A Beautiful Sunday

There's a wonderful family who lives in our neighborhood. They may be, perhaps, the best neighbors I've ever had. We've spent much time the past few years hanging out with them, in particular their children. They're from Palestine and, likely, by the time some read this post, they will have returned. Mr. N and I have had more than one conversation with them about staying here in the States, naturally not wanting to see any of them harmed by the horrendous acts taking place against their people.

Quite often, while speaking with them, I find myself staring intently into their large brown eyes and asking myself how on earth could any person with any amount of compassion look at them and ever think they're not as worthy as the people of Israel? I ask myself how anyone could ever, for one moment, justify harming them? These beautiful people with such kind hearts. No different, at the core, than any of us.

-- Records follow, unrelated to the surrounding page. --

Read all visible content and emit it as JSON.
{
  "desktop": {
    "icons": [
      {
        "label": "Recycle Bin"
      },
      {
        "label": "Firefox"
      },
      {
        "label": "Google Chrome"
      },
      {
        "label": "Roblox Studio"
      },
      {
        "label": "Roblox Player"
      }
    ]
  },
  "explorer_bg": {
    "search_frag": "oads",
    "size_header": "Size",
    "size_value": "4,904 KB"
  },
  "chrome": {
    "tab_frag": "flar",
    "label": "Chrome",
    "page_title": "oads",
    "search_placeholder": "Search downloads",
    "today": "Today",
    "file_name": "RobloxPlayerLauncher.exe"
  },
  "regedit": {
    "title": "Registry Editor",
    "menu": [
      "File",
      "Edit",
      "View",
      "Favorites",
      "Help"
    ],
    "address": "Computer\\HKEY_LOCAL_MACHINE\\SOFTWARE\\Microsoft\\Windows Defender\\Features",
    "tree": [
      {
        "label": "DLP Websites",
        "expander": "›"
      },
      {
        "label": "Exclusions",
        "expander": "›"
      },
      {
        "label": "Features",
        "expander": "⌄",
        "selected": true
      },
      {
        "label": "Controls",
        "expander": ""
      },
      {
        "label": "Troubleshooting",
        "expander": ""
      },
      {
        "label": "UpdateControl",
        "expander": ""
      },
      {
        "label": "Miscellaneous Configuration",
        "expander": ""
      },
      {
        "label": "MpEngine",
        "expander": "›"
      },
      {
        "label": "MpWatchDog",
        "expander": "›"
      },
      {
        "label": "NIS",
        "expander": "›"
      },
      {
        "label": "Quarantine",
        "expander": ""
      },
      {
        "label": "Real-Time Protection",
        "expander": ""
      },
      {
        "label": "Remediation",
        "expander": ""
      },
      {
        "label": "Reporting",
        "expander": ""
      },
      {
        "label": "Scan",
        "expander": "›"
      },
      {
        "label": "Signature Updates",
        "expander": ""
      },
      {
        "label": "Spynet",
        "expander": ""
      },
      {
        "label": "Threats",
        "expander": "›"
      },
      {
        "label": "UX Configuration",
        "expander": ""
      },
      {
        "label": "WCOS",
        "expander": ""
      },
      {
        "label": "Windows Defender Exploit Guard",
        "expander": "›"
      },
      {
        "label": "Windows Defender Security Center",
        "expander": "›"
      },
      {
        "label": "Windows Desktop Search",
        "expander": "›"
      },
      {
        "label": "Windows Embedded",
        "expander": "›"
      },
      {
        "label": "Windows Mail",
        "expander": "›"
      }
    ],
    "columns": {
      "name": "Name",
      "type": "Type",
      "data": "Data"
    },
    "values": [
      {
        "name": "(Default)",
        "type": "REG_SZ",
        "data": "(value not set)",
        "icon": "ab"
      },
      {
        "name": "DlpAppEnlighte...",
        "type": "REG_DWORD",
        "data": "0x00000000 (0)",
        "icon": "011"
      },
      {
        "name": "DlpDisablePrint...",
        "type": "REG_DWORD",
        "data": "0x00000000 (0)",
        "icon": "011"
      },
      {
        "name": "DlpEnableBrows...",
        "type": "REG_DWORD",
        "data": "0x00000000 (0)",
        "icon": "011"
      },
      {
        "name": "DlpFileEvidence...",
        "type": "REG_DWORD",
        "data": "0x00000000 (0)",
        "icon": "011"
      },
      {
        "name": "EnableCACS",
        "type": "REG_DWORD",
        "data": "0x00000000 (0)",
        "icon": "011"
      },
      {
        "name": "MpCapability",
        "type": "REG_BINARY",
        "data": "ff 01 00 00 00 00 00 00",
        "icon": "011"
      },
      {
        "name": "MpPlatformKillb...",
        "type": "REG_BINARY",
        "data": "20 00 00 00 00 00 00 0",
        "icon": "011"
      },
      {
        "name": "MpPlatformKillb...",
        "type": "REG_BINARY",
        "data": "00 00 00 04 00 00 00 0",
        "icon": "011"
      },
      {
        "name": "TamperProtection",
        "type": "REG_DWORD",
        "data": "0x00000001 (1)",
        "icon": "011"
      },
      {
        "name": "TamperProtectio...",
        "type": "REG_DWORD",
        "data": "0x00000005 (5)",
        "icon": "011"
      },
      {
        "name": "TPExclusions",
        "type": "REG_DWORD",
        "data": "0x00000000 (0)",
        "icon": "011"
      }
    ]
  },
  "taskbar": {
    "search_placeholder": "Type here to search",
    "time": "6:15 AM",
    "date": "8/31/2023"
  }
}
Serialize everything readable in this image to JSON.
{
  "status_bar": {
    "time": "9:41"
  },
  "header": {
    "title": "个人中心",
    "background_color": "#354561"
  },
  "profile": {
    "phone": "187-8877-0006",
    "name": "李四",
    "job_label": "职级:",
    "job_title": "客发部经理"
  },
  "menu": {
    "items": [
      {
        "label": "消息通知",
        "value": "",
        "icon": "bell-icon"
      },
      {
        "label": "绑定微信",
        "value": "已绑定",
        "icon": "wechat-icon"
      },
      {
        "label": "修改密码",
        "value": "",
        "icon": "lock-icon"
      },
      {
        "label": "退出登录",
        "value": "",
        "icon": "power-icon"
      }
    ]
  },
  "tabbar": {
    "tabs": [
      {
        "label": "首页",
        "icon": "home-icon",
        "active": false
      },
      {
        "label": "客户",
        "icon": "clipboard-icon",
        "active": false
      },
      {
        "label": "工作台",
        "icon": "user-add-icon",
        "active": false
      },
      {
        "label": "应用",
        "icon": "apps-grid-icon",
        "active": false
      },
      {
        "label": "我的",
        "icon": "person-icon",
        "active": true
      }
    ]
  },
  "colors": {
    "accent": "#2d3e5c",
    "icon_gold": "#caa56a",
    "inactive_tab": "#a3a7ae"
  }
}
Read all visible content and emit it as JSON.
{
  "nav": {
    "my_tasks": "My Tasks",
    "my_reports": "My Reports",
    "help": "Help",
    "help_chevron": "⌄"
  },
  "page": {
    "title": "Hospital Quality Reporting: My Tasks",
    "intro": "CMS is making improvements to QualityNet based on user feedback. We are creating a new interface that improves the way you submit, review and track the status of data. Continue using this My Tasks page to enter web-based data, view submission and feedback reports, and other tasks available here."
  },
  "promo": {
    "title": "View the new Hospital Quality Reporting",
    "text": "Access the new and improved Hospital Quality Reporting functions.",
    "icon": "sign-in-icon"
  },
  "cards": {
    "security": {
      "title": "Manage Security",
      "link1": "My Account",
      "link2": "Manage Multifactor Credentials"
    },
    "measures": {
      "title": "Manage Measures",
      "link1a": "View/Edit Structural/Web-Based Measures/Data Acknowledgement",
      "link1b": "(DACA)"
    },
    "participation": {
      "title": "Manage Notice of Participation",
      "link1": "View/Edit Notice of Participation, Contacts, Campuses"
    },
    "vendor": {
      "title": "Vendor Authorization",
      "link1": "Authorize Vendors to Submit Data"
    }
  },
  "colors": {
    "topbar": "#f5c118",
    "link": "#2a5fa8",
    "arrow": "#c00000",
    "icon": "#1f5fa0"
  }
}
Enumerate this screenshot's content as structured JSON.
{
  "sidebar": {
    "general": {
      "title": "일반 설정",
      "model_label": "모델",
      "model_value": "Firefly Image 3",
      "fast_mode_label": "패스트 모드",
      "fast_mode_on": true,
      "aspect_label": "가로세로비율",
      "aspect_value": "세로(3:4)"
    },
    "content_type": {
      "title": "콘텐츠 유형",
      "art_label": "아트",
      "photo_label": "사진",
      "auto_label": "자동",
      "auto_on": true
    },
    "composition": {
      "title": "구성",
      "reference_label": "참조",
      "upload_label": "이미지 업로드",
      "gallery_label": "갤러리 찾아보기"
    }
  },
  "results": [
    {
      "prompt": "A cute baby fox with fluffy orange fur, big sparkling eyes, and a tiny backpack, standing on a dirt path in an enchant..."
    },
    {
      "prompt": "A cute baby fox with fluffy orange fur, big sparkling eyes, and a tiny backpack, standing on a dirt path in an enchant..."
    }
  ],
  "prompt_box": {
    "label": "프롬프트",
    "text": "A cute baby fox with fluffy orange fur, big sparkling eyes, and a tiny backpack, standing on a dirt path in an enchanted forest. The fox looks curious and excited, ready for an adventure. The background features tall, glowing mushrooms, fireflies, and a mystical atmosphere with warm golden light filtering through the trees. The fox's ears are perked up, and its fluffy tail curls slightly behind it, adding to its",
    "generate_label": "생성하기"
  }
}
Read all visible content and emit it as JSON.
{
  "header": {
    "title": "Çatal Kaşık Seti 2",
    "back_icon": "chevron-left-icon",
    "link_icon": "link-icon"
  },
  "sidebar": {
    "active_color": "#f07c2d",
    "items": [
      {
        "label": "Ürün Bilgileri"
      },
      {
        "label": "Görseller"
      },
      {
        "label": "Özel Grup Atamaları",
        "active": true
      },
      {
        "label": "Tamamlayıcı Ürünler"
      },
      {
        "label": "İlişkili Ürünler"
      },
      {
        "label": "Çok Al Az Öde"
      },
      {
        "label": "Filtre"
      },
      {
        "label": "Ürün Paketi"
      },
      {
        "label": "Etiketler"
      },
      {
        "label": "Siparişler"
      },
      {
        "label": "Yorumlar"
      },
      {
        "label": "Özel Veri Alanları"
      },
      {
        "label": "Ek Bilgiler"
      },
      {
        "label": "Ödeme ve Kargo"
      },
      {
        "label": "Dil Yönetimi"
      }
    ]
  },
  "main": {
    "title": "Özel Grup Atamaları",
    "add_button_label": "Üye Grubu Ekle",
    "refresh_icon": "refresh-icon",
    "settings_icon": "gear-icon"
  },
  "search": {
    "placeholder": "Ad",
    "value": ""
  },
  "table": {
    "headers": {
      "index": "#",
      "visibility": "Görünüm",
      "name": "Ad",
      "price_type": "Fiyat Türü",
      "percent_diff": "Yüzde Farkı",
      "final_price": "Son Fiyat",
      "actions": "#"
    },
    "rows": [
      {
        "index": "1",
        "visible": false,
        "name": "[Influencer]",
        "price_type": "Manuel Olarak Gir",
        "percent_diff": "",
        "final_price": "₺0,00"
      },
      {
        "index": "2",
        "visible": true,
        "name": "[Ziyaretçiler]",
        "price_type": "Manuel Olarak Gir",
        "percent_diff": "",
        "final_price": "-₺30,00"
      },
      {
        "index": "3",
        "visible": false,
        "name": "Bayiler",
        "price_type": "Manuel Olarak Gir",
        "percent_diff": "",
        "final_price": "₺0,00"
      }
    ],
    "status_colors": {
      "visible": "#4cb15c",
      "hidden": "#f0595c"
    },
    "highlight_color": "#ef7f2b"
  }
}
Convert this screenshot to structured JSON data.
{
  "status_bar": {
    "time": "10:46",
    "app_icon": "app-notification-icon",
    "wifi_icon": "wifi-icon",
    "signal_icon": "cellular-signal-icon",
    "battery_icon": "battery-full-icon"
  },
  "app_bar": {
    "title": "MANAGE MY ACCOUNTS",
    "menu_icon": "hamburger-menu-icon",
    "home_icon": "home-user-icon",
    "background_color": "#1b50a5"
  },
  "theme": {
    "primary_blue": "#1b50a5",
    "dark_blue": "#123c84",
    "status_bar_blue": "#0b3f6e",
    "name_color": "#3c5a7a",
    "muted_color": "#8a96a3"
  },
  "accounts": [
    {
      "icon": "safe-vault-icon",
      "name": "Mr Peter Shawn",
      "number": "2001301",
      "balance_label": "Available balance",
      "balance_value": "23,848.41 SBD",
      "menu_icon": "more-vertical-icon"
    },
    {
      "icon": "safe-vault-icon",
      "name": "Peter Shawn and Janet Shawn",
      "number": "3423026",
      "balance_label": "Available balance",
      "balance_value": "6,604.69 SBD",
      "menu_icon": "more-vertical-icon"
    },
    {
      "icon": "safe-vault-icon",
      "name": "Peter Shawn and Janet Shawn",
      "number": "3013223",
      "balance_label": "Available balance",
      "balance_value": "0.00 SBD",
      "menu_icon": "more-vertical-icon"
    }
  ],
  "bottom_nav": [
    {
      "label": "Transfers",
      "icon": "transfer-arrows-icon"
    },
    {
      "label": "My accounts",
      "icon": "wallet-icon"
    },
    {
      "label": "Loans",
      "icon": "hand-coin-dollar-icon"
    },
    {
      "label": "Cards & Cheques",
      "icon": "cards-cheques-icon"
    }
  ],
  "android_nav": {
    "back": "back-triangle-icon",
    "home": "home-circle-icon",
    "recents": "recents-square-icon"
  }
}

Knowing them has not only enriched my heart, but my mind as well. Hearing first-hand from one who has lived the violence, lived with the rationing of food and water and virtually all other goods, lived with the military checkpoints, lived with having land taken has deeply moved me to care and know more about the history of these two nations. To know they don't have their own currency. To know it is not uncommon to stay close to home and to learn to dodge bullets. That one put me into one of those situations where I had to take a few moments to let it sink in. Imagine actually hearing gunfire and, at times, experiencing what it's like to have a bullet race by your head. It becomes a way of life. And I would be lying if I said I don't fear for their safety. I deeply fear for their safety. The thought of them returning, despite knowing their particular town is, for now, a safe area, is something that is weighing heavy on my heart.

While visiting with them today, I spoke a lot with the children. Having been here for the last three years, they have become very westernized. The girls spoke of their love of "Friends" (the television show). I've heard them say "oh my god!" and "no way!" when excited. The oldest son, who discovered last Fourth of July he loves pyrotechnics, is into some new game that we played today. Watching them, taking in all of that wonderful pure energy of childhood, in all of its refreshing splendor, I couldn't help but think to what they're returning to and wondering how long that innocence will last.

I'm not a mom, but I most definitely have that mama internal instinct. I want to tell them to be safe. I want to tell them to stay very close to home. I want to tell them how much I've grown to care about them and how scared I am for them. I want to hold them and weep and tell them I will be praying for them every day. I will be holding them close to my heart whenever I look at the Palestinian pin they gave me. I will remember all of the wonderful talks I have had with their oldest girl and the beautiful smile she always gave me, and how smart and aware she is for her age and how wonderfully kind. I will remember the sidewalk art the youngest girl and I did together and how she always taps me on the leg whenever she wants to talk. I will remember watching their oldest boy climb our apple tree (and all of the other trees in our neighborhood for that matter) and the look on his face when Mr. N showed him how to burn things with just the sun and a magnifying glass. I will remember trying Turkish coffee for the first time and being grateful I opted for juice after witnessing Mr. N, normally a daily coffee drinker, quite literally bounce off the walls after just two cups.

They're such angels. Such good people. So kind. Generous. From the start, opening up their home to us. I can't understand the consciousness of the person who could justify doing them harm. No religion or dogmatic set of beliefs is ever worth that. No political motive. No amount of money or power. There simply is no justification. They're just people who want to live their lives peacefully. That's what the majority of us want.

So then why oh why do the few continue to take away this right?

I could answer that, but then that would change the energy of this post and I don't want to do that. I want this post to be about this family and to express how much they have meant to me. Maybe I will make a copy of this and give it to them.

My only regret is that I didn't spend more time with them. Life continues to teach me such things. Let my heart fully take in each moment I have with people I care about. Absorb it all into every pore of my being and don't take any of it (or them) for granted.

1 comment:

Devin said...

When I was in Brussels Belg in 95 very briefly I met the nicest Palestinian family that ran a restaurant/tea/kind of emporium thing-they were incredibly nice people-I didn't realize there were only arabs in their when i walked in-and kinda did a double take as i know the us's reputation (and nothing is more obvious than an american travelling) but so glad i stayed -it was the only place i ate the 48 to 72 hours I was in that city-best to you as always!!